Rocket Writes a Story
by Tad Hills
Rocket loves books and he wants to make his own, but he can’t think of a story. Encouraged by the little yellow bird to look closely at the world around him for inspiration, Rocket sets out on a journey. Along the way he discovers small details that he has never noticed before, a timid baby owl who becomes his friend, and an idea for a story.
Little Red Writing
by Joan Holub
Once upon a time in pencil school, a teacher named Ms. 2 told her class, “Today we’re going to write a story.” So begins a hilarious and exuberant retelling of “Little Red Riding Hood”, in which a brave little red pencil finds her way through the many perils of story-telling, faces a ravenous pencil sharpener (the Wolf 3000), and saves the day.
Chloe and the Lion
by Mac Barnett

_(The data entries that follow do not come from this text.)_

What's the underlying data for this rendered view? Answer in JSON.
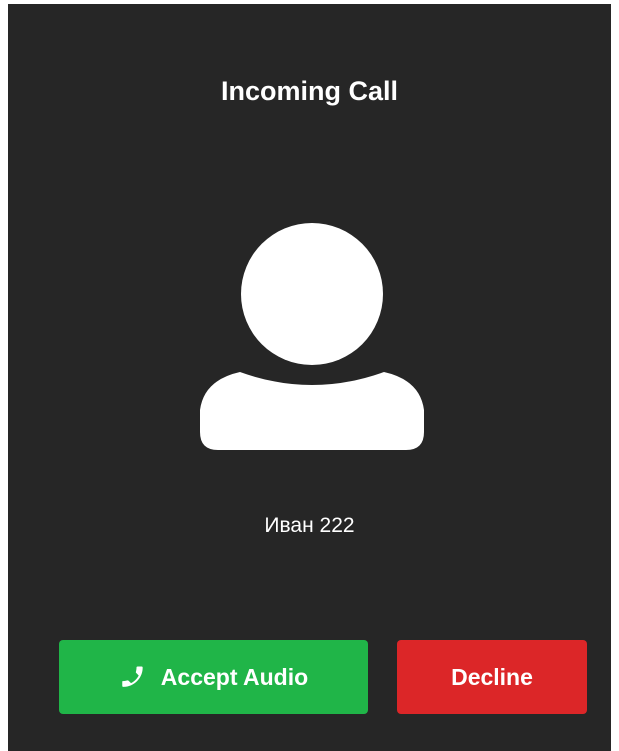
{
  "dialog": {
    "title": "Incoming Call",
    "caller_name": "Иван 222",
    "avatar_icon": "user-avatar-icon",
    "accept_button": {
      "label": "Accept Audio",
      "icon": "phone-icon",
      "color": "#20b548"
    },
    "decline_button": {
      "label": "Decline",
      "color": "#dc2628"
    },
    "background_color": "#262626"
  }
}
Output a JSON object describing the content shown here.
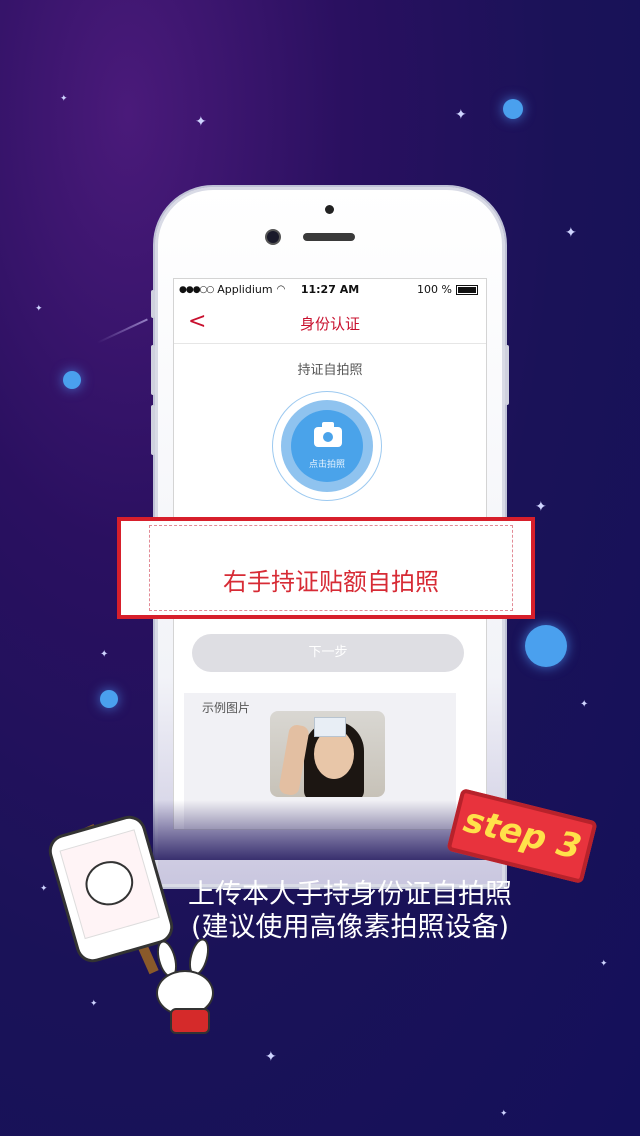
{
  "status_bar": {
    "carrier": "Applidium",
    "time": "11:27 AM",
    "battery": "100 %"
  },
  "nav": {
    "back_label": "<",
    "title": "身份认证"
  },
  "section": {
    "title": "持证自拍照"
  },
  "capture": {
    "label": "点击拍照"
  },
  "buttons": {
    "next": "下一步"
  },
  "example": {
    "title": "示例图片"
  },
  "callout": {
    "text": "右手持证贴额自拍照"
  },
  "captions": {
    "line1": "上传本人手持身份证自拍照",
    "line2": "(建议使用高像素拍照设备)"
  },
  "badge": {
    "text": "step 3"
  },
  "colors": {
    "accent_red": "#c8102e",
    "capture_blue": "#4aa3ea",
    "badge_red": "#e8333d",
    "badge_text": "#ffe14a"
  }
}
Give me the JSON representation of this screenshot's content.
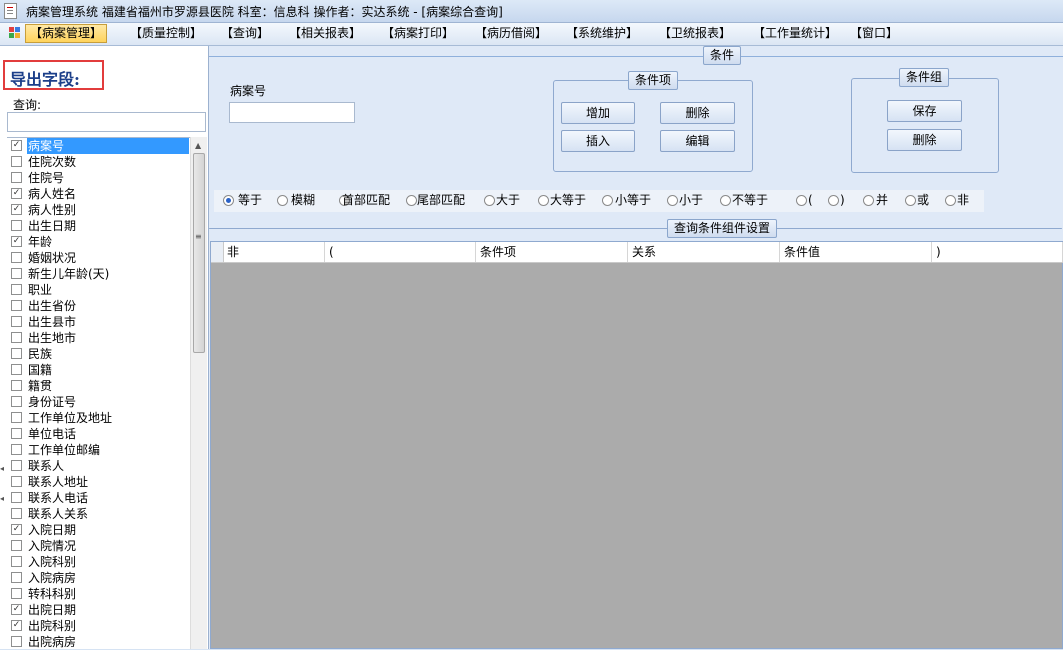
{
  "window": {
    "title": "病案管理系统  福建省福州市罗源县医院  科室：信息科  操作者：实达系统 - [病案综合查询]"
  },
  "menubar": {
    "items": [
      {
        "label": "【病案管理】",
        "active": true
      },
      {
        "label": "【质量控制】"
      },
      {
        "label": "【查询】"
      },
      {
        "label": "【相关报表】"
      },
      {
        "label": "【病案打印】"
      },
      {
        "label": "【病历借阅】"
      },
      {
        "label": "【系统维护】"
      },
      {
        "label": "【卫统报表】"
      },
      {
        "label": "【工作量统计】"
      },
      {
        "label": "【窗口】"
      }
    ]
  },
  "left": {
    "export_title": "导出字段:",
    "query_label": "查询:",
    "query_value": "",
    "fields": [
      {
        "label": "病案号",
        "checked": true,
        "selected": true
      },
      {
        "label": "住院次数",
        "checked": false
      },
      {
        "label": "住院号",
        "checked": false
      },
      {
        "label": "病人姓名",
        "checked": true
      },
      {
        "label": "病人性别",
        "checked": true
      },
      {
        "label": "出生日期",
        "checked": false
      },
      {
        "label": "年龄",
        "checked": true
      },
      {
        "label": "婚姻状况",
        "checked": false
      },
      {
        "label": "新生儿年龄(天)",
        "checked": false
      },
      {
        "label": "职业",
        "checked": false
      },
      {
        "label": "出生省份",
        "checked": false
      },
      {
        "label": "出生县市",
        "checked": false
      },
      {
        "label": "出生地市",
        "checked": false
      },
      {
        "label": "民族",
        "checked": false
      },
      {
        "label": "国籍",
        "checked": false
      },
      {
        "label": "籍贯",
        "checked": false
      },
      {
        "label": "身份证号",
        "checked": false
      },
      {
        "label": "工作单位及地址",
        "checked": false
      },
      {
        "label": "单位电话",
        "checked": false
      },
      {
        "label": "工作单位邮编",
        "checked": false
      },
      {
        "label": "联系人",
        "checked": false
      },
      {
        "label": "联系人地址",
        "checked": false
      },
      {
        "label": "联系人电话",
        "checked": false
      },
      {
        "label": "联系人关系",
        "checked": false
      },
      {
        "label": "入院日期",
        "checked": true
      },
      {
        "label": "入院情况",
        "checked": false
      },
      {
        "label": "入院科别",
        "checked": false
      },
      {
        "label": "入院病房",
        "checked": false
      },
      {
        "label": "转科科别",
        "checked": false
      },
      {
        "label": "出院日期",
        "checked": true
      },
      {
        "label": "出院科别",
        "checked": true
      },
      {
        "label": "出院病房",
        "checked": false
      }
    ]
  },
  "conditions": {
    "legend": "条件",
    "field_label": "病案号",
    "field_value": "",
    "condition_item": {
      "legend": "条件项",
      "add": "增加",
      "delete": "删除",
      "insert": "插入",
      "edit": "编辑"
    },
    "condition_group": {
      "legend": "条件组",
      "save": "保存",
      "delete": "删除"
    },
    "operators": [
      {
        "label": "等于",
        "selected": true
      },
      {
        "label": "模糊"
      },
      {
        "label": "首部匹配"
      },
      {
        "label": "尾部匹配"
      },
      {
        "label": "大于"
      },
      {
        "label": "大等于"
      },
      {
        "label": "小等于"
      },
      {
        "label": "小于"
      },
      {
        "label": "不等于"
      },
      {
        "label": "("
      },
      {
        "label": ")"
      },
      {
        "label": "并"
      },
      {
        "label": "或"
      },
      {
        "label": "非"
      }
    ]
  },
  "grid": {
    "legend": "查询条件组件设置",
    "columns": [
      "非",
      "(",
      "条件项",
      "关系",
      "条件值",
      ")"
    ]
  }
}
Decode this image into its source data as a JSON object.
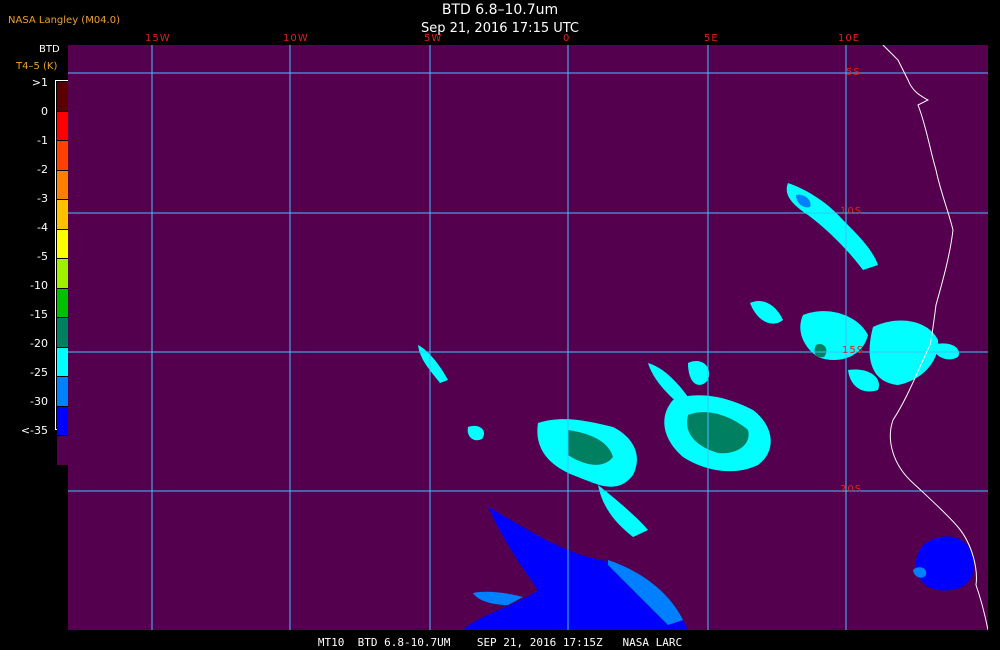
{
  "header": {
    "logo_text": "NASA Langley (M04.0)",
    "title": "BTD 6.8–10.7um",
    "datetime": "Sep 21, 2016 17:15 UTC"
  },
  "legend": {
    "line1": "BTD",
    "line2": "T4–5 (K)",
    "entries": [
      {
        "label": ">1",
        "color": "#5a0000"
      },
      {
        "label": "0",
        "color": "#ff0000"
      },
      {
        "label": "-1",
        "color": "#ff4000"
      },
      {
        "label": "-2",
        "color": "#ff8000"
      },
      {
        "label": "-3",
        "color": "#ffc000"
      },
      {
        "label": "-4",
        "color": "#ffff00"
      },
      {
        "label": "-5",
        "color": "#a0f000"
      },
      {
        "label": "-10",
        "color": "#00c000"
      },
      {
        "label": "-15",
        "color": "#008060"
      },
      {
        "label": "-20",
        "color": "#00ffff"
      },
      {
        "label": "-25",
        "color": "#0080ff"
      },
      {
        "label": "-30",
        "color": "#0000ff"
      },
      {
        "label": "<-35",
        "color": "#55004f"
      }
    ]
  },
  "map": {
    "background_color": "#55004f",
    "grid_color": "#40c0ff",
    "coast_color": "#ffffff",
    "longitude_labels": [
      "15W",
      "10W",
      "5W",
      "0",
      "5E",
      "10E"
    ],
    "latitude_labels": [
      "5S",
      "10S",
      "15S",
      "20S"
    ]
  },
  "footer": {
    "text": "MT10  BTD 6.8-10.7UM    SEP 21, 2016 17:15Z   NASA LARC"
  }
}
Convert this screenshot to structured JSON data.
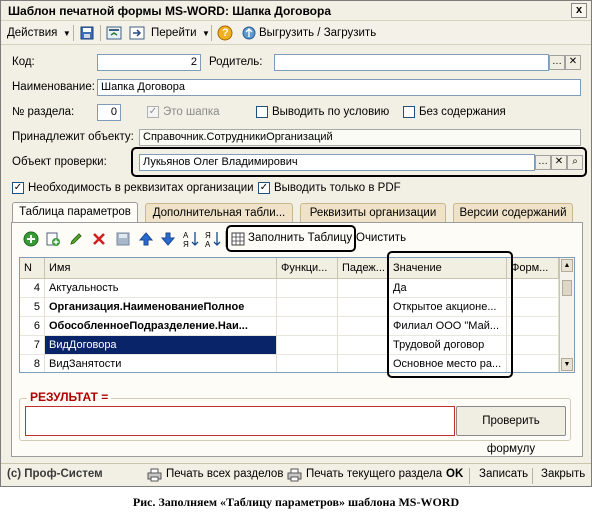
{
  "window": {
    "title": "Шаблон печатной формы MS-WORD: Шапка Договора",
    "close": "x"
  },
  "toolbar": {
    "actions": "Действия",
    "goto": "Перейти",
    "help": "?",
    "upload": "Выгрузить / Загрузить"
  },
  "form": {
    "code_label": "Код:",
    "code_value": "2",
    "parent_label": "Родитель:",
    "parent_value": "",
    "name_label": "Наименование:",
    "name_value": "Шапка Договора",
    "section_label": "№ раздела:",
    "section_value": "0",
    "is_header_label": "Это шапка",
    "conditional_label": "Выводить по условию",
    "no_content_label": "Без содержания",
    "belongs_label": "Принадлежит объекту:",
    "belongs_value": "Справочник.СотрудникиОрганизаций",
    "check_object_label": "Объект проверки:",
    "check_object_value": "Лукьянов Олег Владимирович",
    "require_label": "Необходимость в реквизитах организации",
    "pdf_only_label": "Выводить только в PDF"
  },
  "tabs": [
    {
      "label": "Таблица параметров"
    },
    {
      "label": "Дополнительная табли..."
    },
    {
      "label": "Реквизиты организации"
    },
    {
      "label": "Версии содержаний"
    }
  ],
  "table_toolbar": {
    "fill_table": "Заполнить Таблицу",
    "clear": "Очистить"
  },
  "grid": {
    "columns": [
      "N",
      "Имя",
      "Функци...",
      "Падеж...",
      "Значение",
      "Форм..."
    ],
    "rows": [
      {
        "n": "4",
        "name": "Актуальность",
        "value": "Да",
        "bold": false,
        "selected": false
      },
      {
        "n": "5",
        "name": "Организация.НаименованиеПолное",
        "value": "Открытое акционе...",
        "bold": true,
        "selected": false
      },
      {
        "n": "6",
        "name": "ОбособленноеПодразделение.Наи...",
        "value": "Филиал ООО \"Май...",
        "bold": true,
        "selected": false
      },
      {
        "n": "7",
        "name": "ВидДоговора",
        "value": "Трудовой договор",
        "bold": false,
        "selected": true
      },
      {
        "n": "8",
        "name": "ВидЗанятости",
        "value": "Основное место ра...",
        "bold": false,
        "selected": false
      }
    ]
  },
  "result": {
    "label": "РЕЗУЛЬТАТ =",
    "value": "",
    "check_button": "Проверить формулу"
  },
  "statusbar": {
    "company": "(c) Проф-Систем",
    "print_all": "Печать всех разделов",
    "print_current": "Печать текущего раздела",
    "ok": "OK",
    "save": "Записать",
    "close": "Закрыть"
  },
  "caption": "Рис. Заполняем «Таблицу параметров» шаблона MS-WORD",
  "colors": {
    "window_bg": "#f2f0e4",
    "selection": "#0a246a",
    "result_label": "#b00000",
    "highlight_outline": "#000000"
  }
}
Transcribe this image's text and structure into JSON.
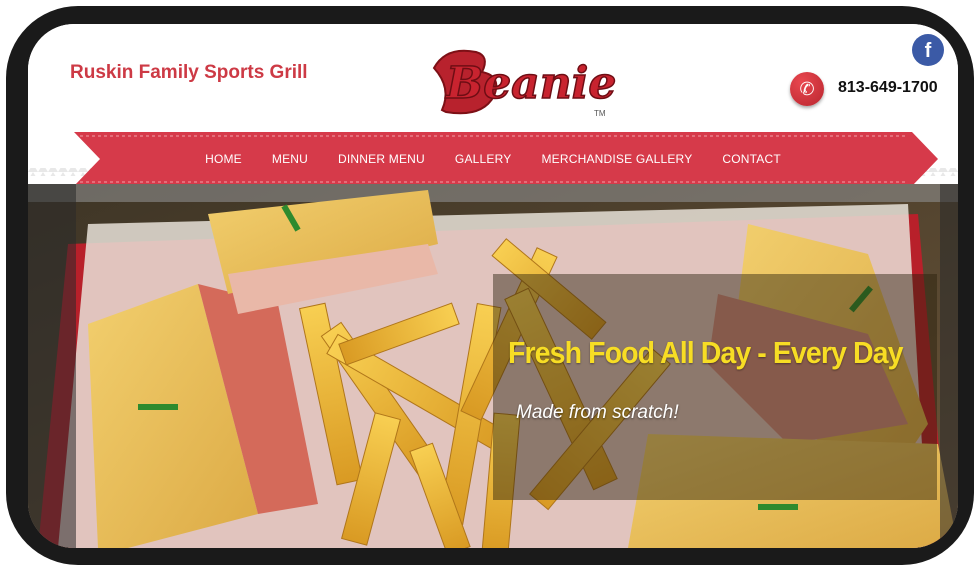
{
  "header": {
    "site_title": "Ruskin Family Sports Grill",
    "logo_text": "Beanie's",
    "logo_tm": "TM",
    "phone": "813-649-1700",
    "facebook_glyph": "f"
  },
  "nav": {
    "items": [
      {
        "label": "HOME"
      },
      {
        "label": "MENU"
      },
      {
        "label": "DINNER MENU"
      },
      {
        "label": "GALLERY"
      },
      {
        "label": "MERCHANDISE GALLERY"
      },
      {
        "label": "CONTACT"
      }
    ]
  },
  "hero": {
    "title": "Fresh Food All Day - Every Day",
    "subtitle": "Made from scratch!"
  },
  "colors": {
    "brand_red": "#cd3a45",
    "ribbon_red": "#d63a4a",
    "caption_yellow": "#f7dd24",
    "frame": "#1a1a1a"
  },
  "icons": {
    "phone": "phone-icon",
    "facebook": "facebook-icon"
  }
}
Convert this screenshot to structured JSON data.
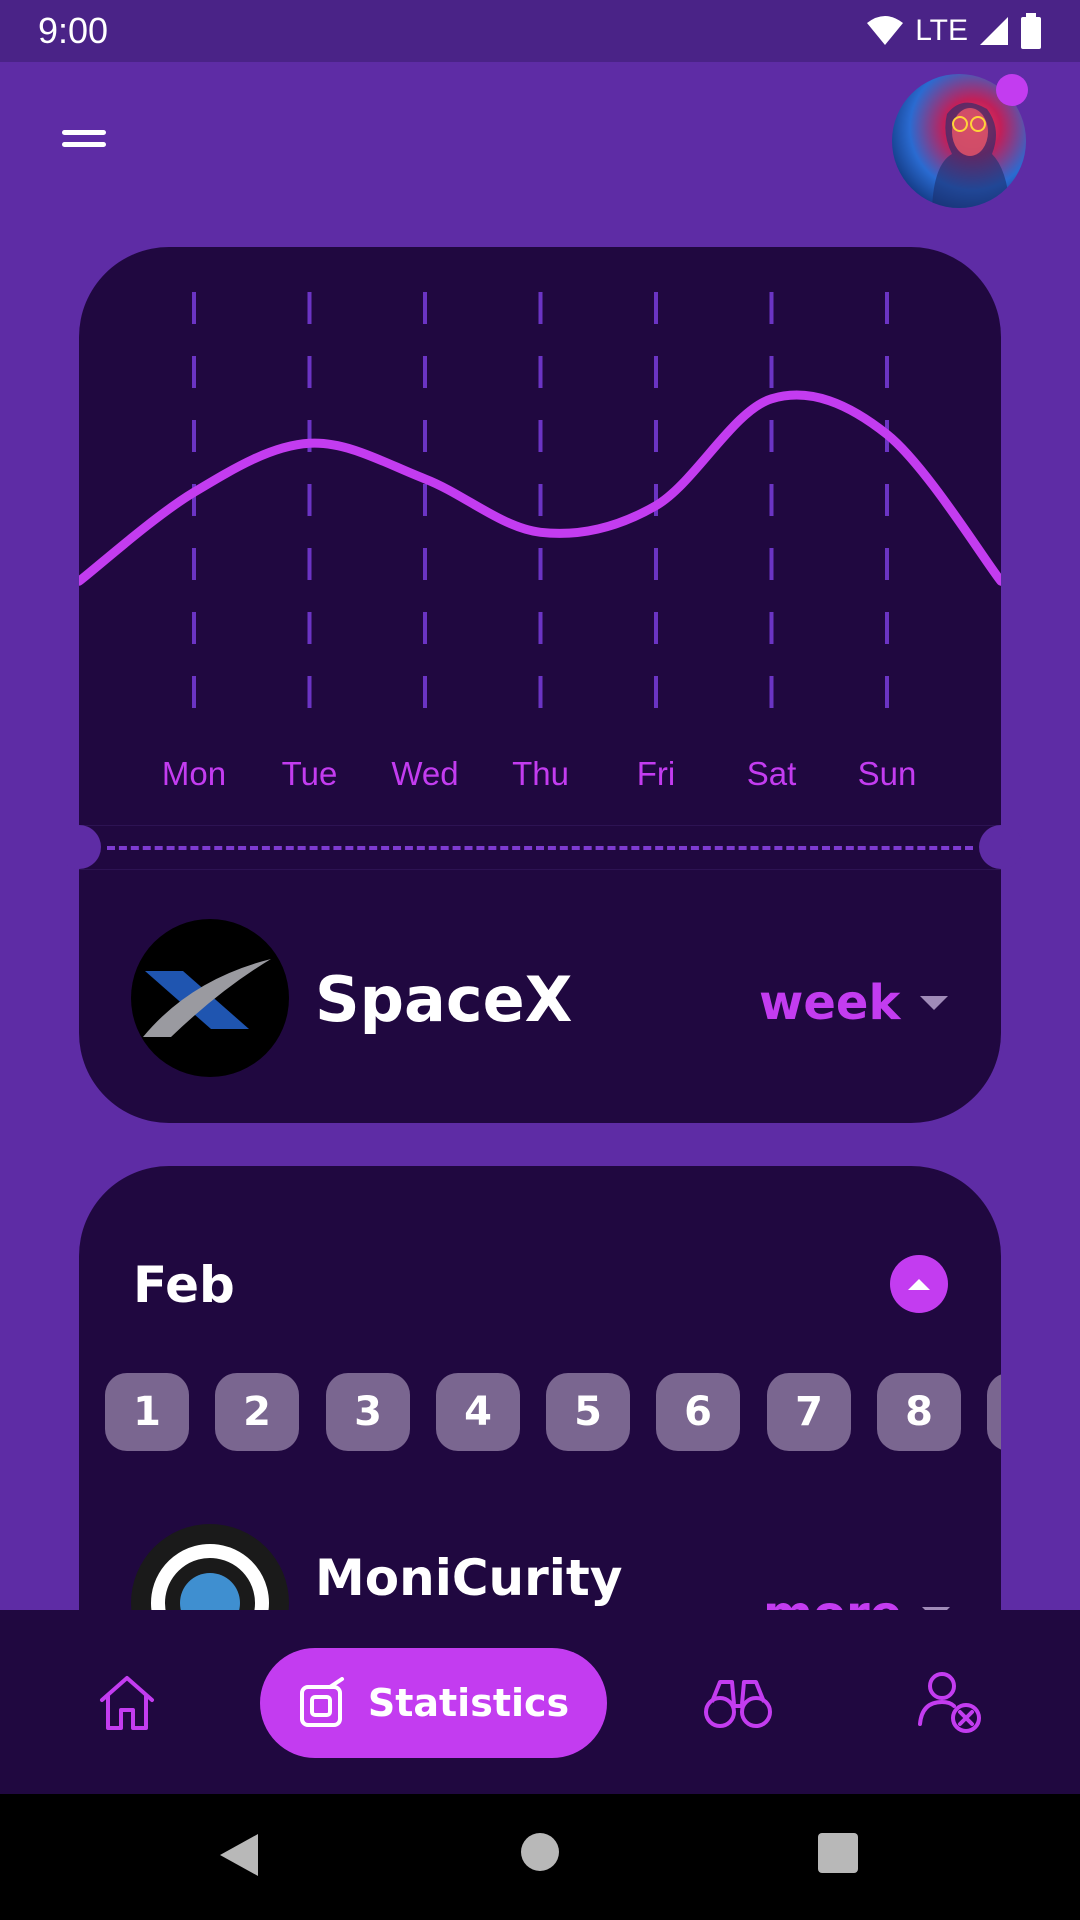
{
  "status_bar": {
    "time": "9:00",
    "network": "LTE",
    "icons": [
      "wifi-icon",
      "cell-signal-icon",
      "battery-icon"
    ]
  },
  "header": {
    "menu_icon": "hamburger-menu-icon",
    "avatar_has_notification": true
  },
  "chart_data": {
    "type": "line",
    "categories": [
      "Mon",
      "Tue",
      "Wed",
      "Thu",
      "Fri",
      "Sat",
      "Sun"
    ],
    "values": [
      0.55,
      0.66,
      0.58,
      0.46,
      0.52,
      0.76,
      0.68
    ],
    "grid": "vertical-dashed",
    "line_color": "#c33cf0"
  },
  "company": {
    "name": "SpaceX",
    "period": "week"
  },
  "calendar": {
    "month": "Feb",
    "days": [
      "1",
      "2",
      "3",
      "4",
      "5",
      "6",
      "7",
      "8"
    ]
  },
  "company2": {
    "name": "MoniCurity",
    "action": "more"
  },
  "bottom_nav": {
    "items": [
      {
        "icon": "home-icon"
      },
      {
        "icon": "statistics-icon",
        "label": "Statistics",
        "active": true
      },
      {
        "icon": "binoculars-icon"
      },
      {
        "icon": "user-remove-icon"
      }
    ]
  },
  "colors": {
    "background": "#5e2ca5",
    "card": "#200840",
    "accent": "#c33cf0",
    "chip": "#7a6690"
  }
}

Meet Chloe: Every week, she collects loose change so she can buy tickets to ride the merry-go-round. But one fateful day, she gets lost in the woods on her way home, and a large dragon leaps out from-“Wait! It’s supposed to be a lion,” says Mac Barnett, the author of this book. But Adam Rex, the illustrator, thinks a dragon would be so much cooler (don’t you agree?). Mac’s power of the pen is at odds with Adam’s brush, and Chloe’s story hangs in the balance. Can she help them out of this quandary to be the heroine of her own story?
by Daniel Kirk
Sam is a library mouse. His home was in a little hole in the wall in the children’s reference books section, and he thought that life was very good indeed. For Sam loved to read. He read picture books and chapter books, biographies and poetry, and ghost stories and mysteries. Sam read so much that finally one day he decided to write books himself! Sam shared his books with other library visitors by placing them on a bookshelf at night. Until there came the time that people wanted to meet this talented author. Whatever was Sam to do?
How This Book Was Made
by Mac Barnett
You may think you know how this book was made, but you don’t. Sure, the author wrote many drafts, and the illustrator took a long time creating the art, but then what? How’d it get into your hands? Well, open the cover and read through these pages to find out. Just beware of the pirates and angry tiger.
What are your favorite picture books about writing? I’d love to check them out!
You can find more of my favorite books to share with kids here.
You might also enjoy these Ways to Increase Writing Engagement.
Happy Reading (and Writing)!